For more than 30 years, the oil, gas and chemical process industries have successfully used virtual design and construction to ensure engineering and procurement specifications are in order, and all clashes are resolved before construction begins on the enormous, complex and expensive facilities the industry requires. But VDC, as a planning and construction management tool made necessary by the high stakes and great risks involved in the creation of the plants, turns out to be not enough. Plants are undergoing constant maintenance, refurbishment and change. Keeping on top of the activity and associated data is of vital importance to keep disasters, such as 1988’s Piper Alpha offshore platform explosion, from happening.

Photo: Bentley Systems Inc.
Spare and reserve equipment can make BIM objects multiply.

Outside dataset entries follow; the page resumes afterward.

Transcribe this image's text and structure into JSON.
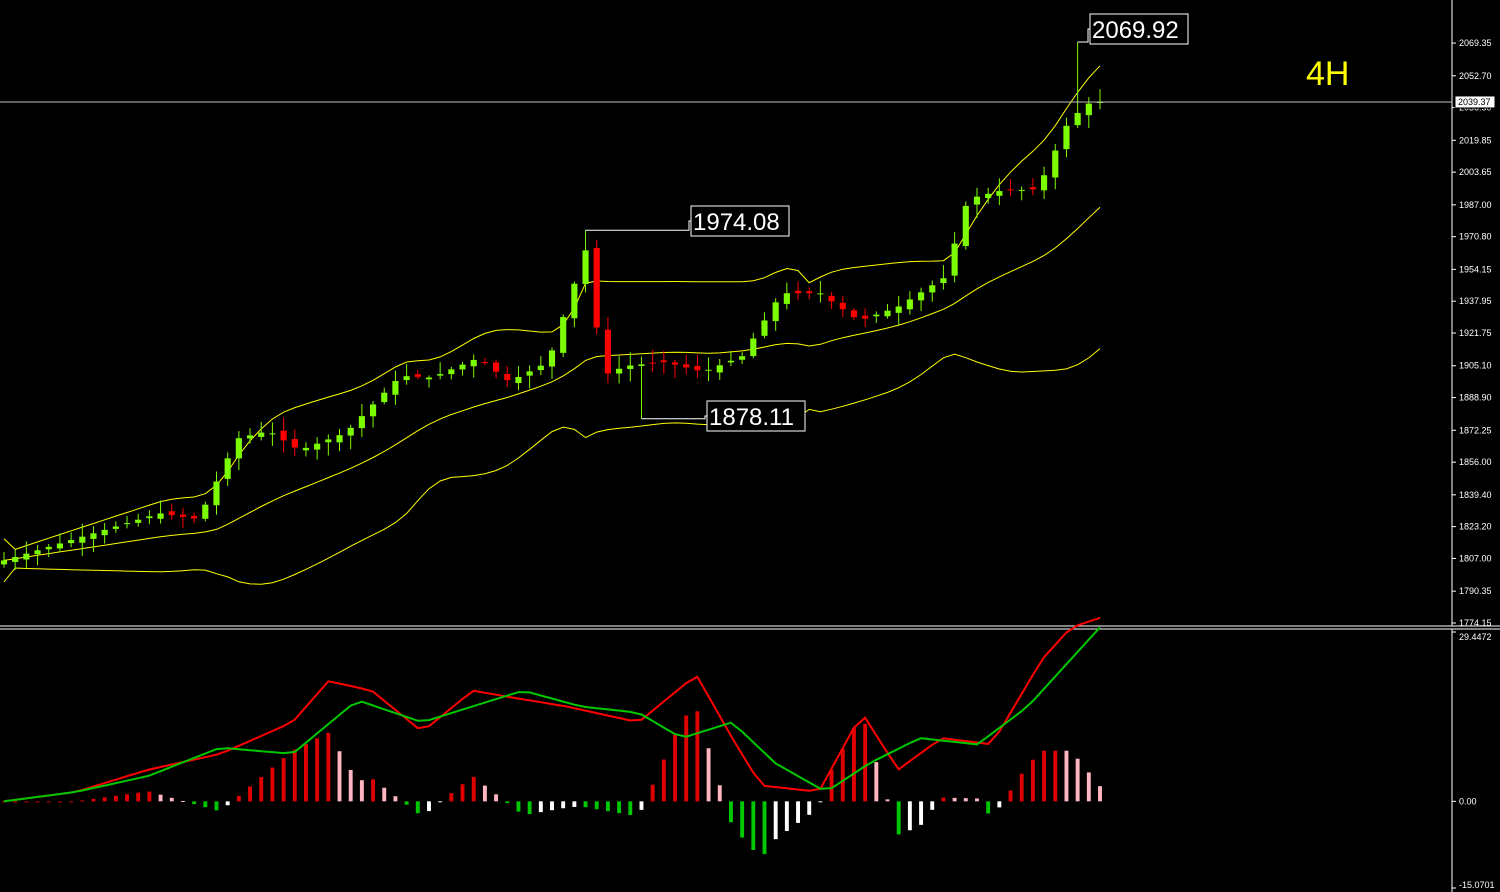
{
  "timeframe_label": "4H",
  "colors": {
    "background": "#000000",
    "bull_candle": "#7cfc00",
    "bear_candle": "#ff0000",
    "bollinger": "#ffff00",
    "price_line": "#c0c0c0",
    "axis_text": "#ffffff",
    "timeframe_label": "#ffff00",
    "macd_line": "#ff0000",
    "signal_line": "#00c800",
    "hist_pos_rising": "#e00000",
    "hist_pos_falling": "#ffb6c1",
    "hist_neg_falling": "#00c800",
    "hist_neg_rising": "#ffffff"
  },
  "price_panel": {
    "ylim": [
      1774.15,
      2076.0
    ],
    "y_ticks": [
      "2069.35",
      "2052.70",
      "2036.50",
      "2019.85",
      "2003.65",
      "1987.00",
      "1970.80",
      "1954.15",
      "1937.95",
      "1921.75",
      "1905.10",
      "1888.90",
      "1872.25",
      "1856.00",
      "1839.40",
      "1823.20",
      "1807.00",
      "1790.35",
      "1774.15"
    ],
    "current_price": "2039.37",
    "annotations": [
      "2069.92",
      "1974.08",
      "1878.11"
    ]
  },
  "indicator_panel": {
    "ylim": [
      -15.0701,
      29.4472
    ],
    "y_ticks": [
      "29.4472",
      "0.00",
      "-15.0701"
    ]
  },
  "chart_data": {
    "type": "candlestick",
    "title": "",
    "timeframe": "4H",
    "n_bars": 99,
    "last_price": 2039.37,
    "high_label": 2069.92,
    "swing_high_label": 1974.08,
    "swing_low_label": 1878.11,
    "trend_anchors_close": [
      [
        0,
        1806
      ],
      [
        10,
        1818
      ],
      [
        20,
        1830
      ],
      [
        25,
        1827
      ],
      [
        30,
        1868
      ],
      [
        34,
        1872
      ],
      [
        38,
        1862
      ],
      [
        44,
        1871
      ],
      [
        51,
        1900
      ],
      [
        55,
        1899
      ],
      [
        61,
        1909
      ],
      [
        65,
        1897
      ],
      [
        70,
        1907
      ],
      [
        75,
        1966
      ],
      [
        77,
        1900
      ],
      [
        80,
        1905
      ],
      [
        85,
        1907
      ],
      [
        90,
        1902
      ],
      [
        95,
        1910
      ],
      [
        100,
        1942
      ],
      [
        105,
        1942
      ],
      [
        110,
        1928
      ],
      [
        115,
        1935
      ],
      [
        121,
        1950
      ],
      [
        124,
        1990
      ],
      [
        128,
        1994
      ],
      [
        133,
        1995
      ],
      [
        137,
        2030
      ],
      [
        140,
        2040
      ],
      [
        141,
        2039.37
      ]
    ],
    "series_indicator": [
      {
        "name": "",
        "anchors": [
          [
            0,
            0
          ],
          [
            10,
            3
          ],
          [
            20,
            10
          ],
          [
            30,
            15
          ],
          [
            40,
            25
          ],
          [
            45,
            38
          ],
          [
            51,
            35
          ],
          [
            58,
            22
          ],
          [
            65,
            35
          ],
          [
            70,
            33
          ],
          [
            78,
            30
          ],
          [
            88,
            25
          ],
          [
            96,
            40
          ],
          [
            101,
            20
          ],
          [
            105,
            5
          ],
          [
            113,
            3
          ],
          [
            119,
            28
          ],
          [
            124,
            10
          ],
          [
            130,
            20
          ],
          [
            137,
            18
          ],
          [
            144,
            45
          ],
          [
            148,
            55
          ],
          [
            152,
            58
          ]
        ]
      },
      {
        "name": "",
        "anchors": [
          [
            0,
            0
          ],
          [
            10,
            3
          ],
          [
            20,
            8
          ],
          [
            30,
            17
          ],
          [
            40,
            15
          ],
          [
            49,
            32
          ],
          [
            58,
            25
          ],
          [
            65,
            30
          ],
          [
            72,
            35
          ],
          [
            80,
            30
          ],
          [
            88,
            28
          ],
          [
            94,
            20
          ],
          [
            101,
            25
          ],
          [
            107,
            12
          ],
          [
            114,
            3
          ],
          [
            120,
            12
          ],
          [
            127,
            20
          ],
          [
            135,
            18
          ],
          [
            142,
            30
          ],
          [
            152,
            55
          ]
        ]
      }
    ]
  }
}
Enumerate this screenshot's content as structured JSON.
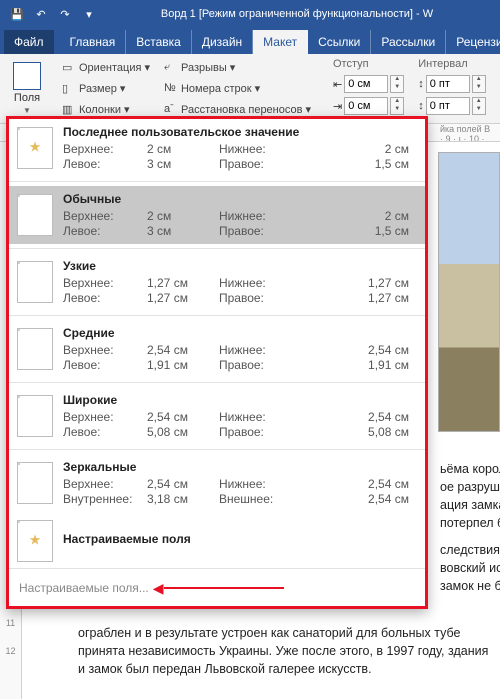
{
  "titlebar": {
    "title": "Ворд 1 [Режим ограниченной функциональности] - W"
  },
  "tabs": {
    "file": "Файл",
    "items": [
      "Главная",
      "Вставка",
      "Дизайн",
      "Макет",
      "Ссылки",
      "Рассылки",
      "Рецензи"
    ],
    "active": "Макет"
  },
  "ribbon": {
    "margins_label": "Поля",
    "orientation": "Ориентация",
    "size": "Размер",
    "columns": "Колонки",
    "breaks": "Разрывы",
    "line_numbers": "Номера строк",
    "hyphenation": "Расстановка переносов",
    "indent_label": "Отступ",
    "interval_label": "Интервал",
    "indent_left": "0 см",
    "indent_right": "0 см",
    "spacing_before": "0 пт",
    "spacing_after": "0 пт",
    "side_text": "йка полей В"
  },
  "margins_menu": {
    "items": [
      {
        "title": "Последнее пользовательское значение",
        "top_k": "Верхнее:",
        "top_v": "2 см",
        "left_k": "Левое:",
        "left_v": "3 см",
        "bottom_k": "Нижнее:",
        "bottom_v": "2 см",
        "right_k": "Правое:",
        "right_v": "1,5 см",
        "star": true,
        "sel": false
      },
      {
        "title": "Обычные",
        "top_k": "Верхнее:",
        "top_v": "2 см",
        "left_k": "Левое:",
        "left_v": "3 см",
        "bottom_k": "Нижнее:",
        "bottom_v": "2 см",
        "right_k": "Правое:",
        "right_v": "1,5 см",
        "star": false,
        "sel": true
      },
      {
        "title": "Узкие",
        "top_k": "Верхнее:",
        "top_v": "1,27 см",
        "left_k": "Левое:",
        "left_v": "1,27 см",
        "bottom_k": "Нижнее:",
        "bottom_v": "1,27 см",
        "right_k": "Правое:",
        "right_v": "1,27 см",
        "star": false,
        "sel": false
      },
      {
        "title": "Средние",
        "top_k": "Верхнее:",
        "top_v": "2,54 см",
        "left_k": "Левое:",
        "left_v": "1,91 см",
        "bottom_k": "Нижнее:",
        "bottom_v": "2,54 см",
        "right_k": "Правое:",
        "right_v": "1,91 см",
        "star": false,
        "sel": false
      },
      {
        "title": "Широкие",
        "top_k": "Верхнее:",
        "top_v": "2,54 см",
        "left_k": "Левое:",
        "left_v": "5,08 см",
        "bottom_k": "Нижнее:",
        "bottom_v": "2,54 см",
        "right_k": "Правое:",
        "right_v": "5,08 см",
        "star": false,
        "sel": false
      },
      {
        "title": "Зеркальные",
        "top_k": "Верхнее:",
        "top_v": "2,54 см",
        "left_k": "Внутреннее:",
        "left_v": "3,18 см",
        "bottom_k": "Нижнее:",
        "bottom_v": "2,54 см",
        "right_k": "Внешнее:",
        "right_v": "2,54 см",
        "star": false,
        "sel": false
      }
    ],
    "custom_title": "Настраиваемые поля",
    "custom_footer": "Настраиваемые поля..."
  },
  "doc": {
    "side_lines": [
      "ьёма короля",
      "ое разрушен",
      "ация замка,",
      "потерпел бе",
      "следствия, вы",
      "вовский исто",
      "замок не был"
    ],
    "body": "ограблен и в результате устроен как санаторий для больных тубе принята независимость Украины. Уже после этого, в 1997 году, здания и замок был передан Львовской галерее искусств."
  }
}
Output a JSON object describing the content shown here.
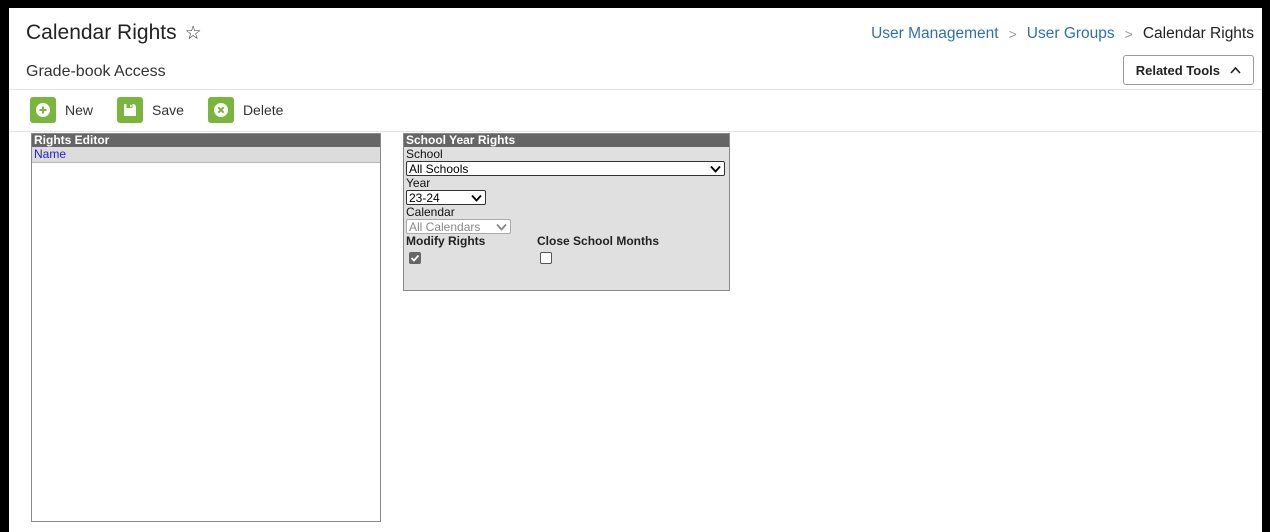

Simply collaborating and coordinating around design geometry for construction doesn’t solve the problem, say sources. Bi-directional data flow and access from one application to another, capabilities associated with building, maintaining and running the facility, are required. Data about plant design, operational requirements, maintenance schedules, installed equipment, standby equipment and inventory needs to be readily available. And information needs to move back and forth between engineers, vendors, contractors and owner/operators, regardless of software platforms or products in use.

Data interoperability has become the beacon for the industry, and large pieces of the solution are falling into place, based on a common reference data standard called ISO 15926, quickly being embraced by users and software vendors that support the industry. “They are saying, if a company does not embrace this initiative, they might not be in business in the future,” says Gopal Shastry, head of information systems and CAD at Reliance Engineering Associates (P) Ltd.

The firm’s parent company, Reliance Industries Ltd., is owner-operator of the 7,400-acre Jamnagar petroleum refinery and petrochemical facility in the state of Gujarat, India. Built by Bechtel, San Francisco, and engineered on Intergraph’s plant design system, it is the world’s biggest single-location refinery. Its output is 1.24 million bbl per day.

“Data needs to be moved between different stakeholders,” Shastry says. “The operators and the engineering contractors are all working on this. In a couple of years ISO 15926 will be the de facto standard, and not only in this industry­—any industry will be looking for this kind of product,” he predicts.

Sources say data needs to move from engineers to vendors for price quotes, and then, ideally with procurement, it needs to automatically move into an enterprise-wide data management system for operations and maintenance. “We are trying to work out a tool to integrate these various pieces of data,” Shastry says, adding that, “for the owner/operator, there is also the issue of knowledge management and how various departments, such as quality control, safety, maintenance, human resources and finance, can pull data from the same database.”

The plant delivery model traditionally centers around the services of an overall EPC­—engineer, procure, construct—contractor, such as Jacobs, Pasadena, Calif.; Fluor, Irving, Texas; CH2M-Hill, Englewood, Colo.; KBR, Houston; Bechtel and others. But the projects are getting so large that owners are starting to break plants into packages distributed among multiple EPCs, says Anne-Marie Walters, global marketing director for Bentley Plant, representing a suite of products by vendor Bentley Systems Inc., Exton, Pa. The Petro-Canada Fort Hills project developing the Alberta oil sands is an example. “They split delivery of this big plant into seven EPC contracts,” which is becoming the norm, she says.

A project boom has caused a shortage of engineering resources. “For owners, it has become impractical to say ‘Everybody use this one particular design solution,’ because there simply aren’t enough people around,” Walters says.

That spawned the need to pull models together. But in some instances, because the lowest common denominator is just the graphics, “you were loosing data and going backward,” says Walters. The adoption of ISO 15926 by software vendors and users as a standard exchange format for the data that underlies the graphics is a direct effort to counteract this.

Data generation starts with the process licenser—chemical engineers who define the processes that the facility’s equipment will need to support, says Ronald G. McLeod, U.S. vice president of leading plant-design software vendor AVEVA Inc., which released Plant Design Management System (PDMS) in 1971. This schematic, 2D, front-end...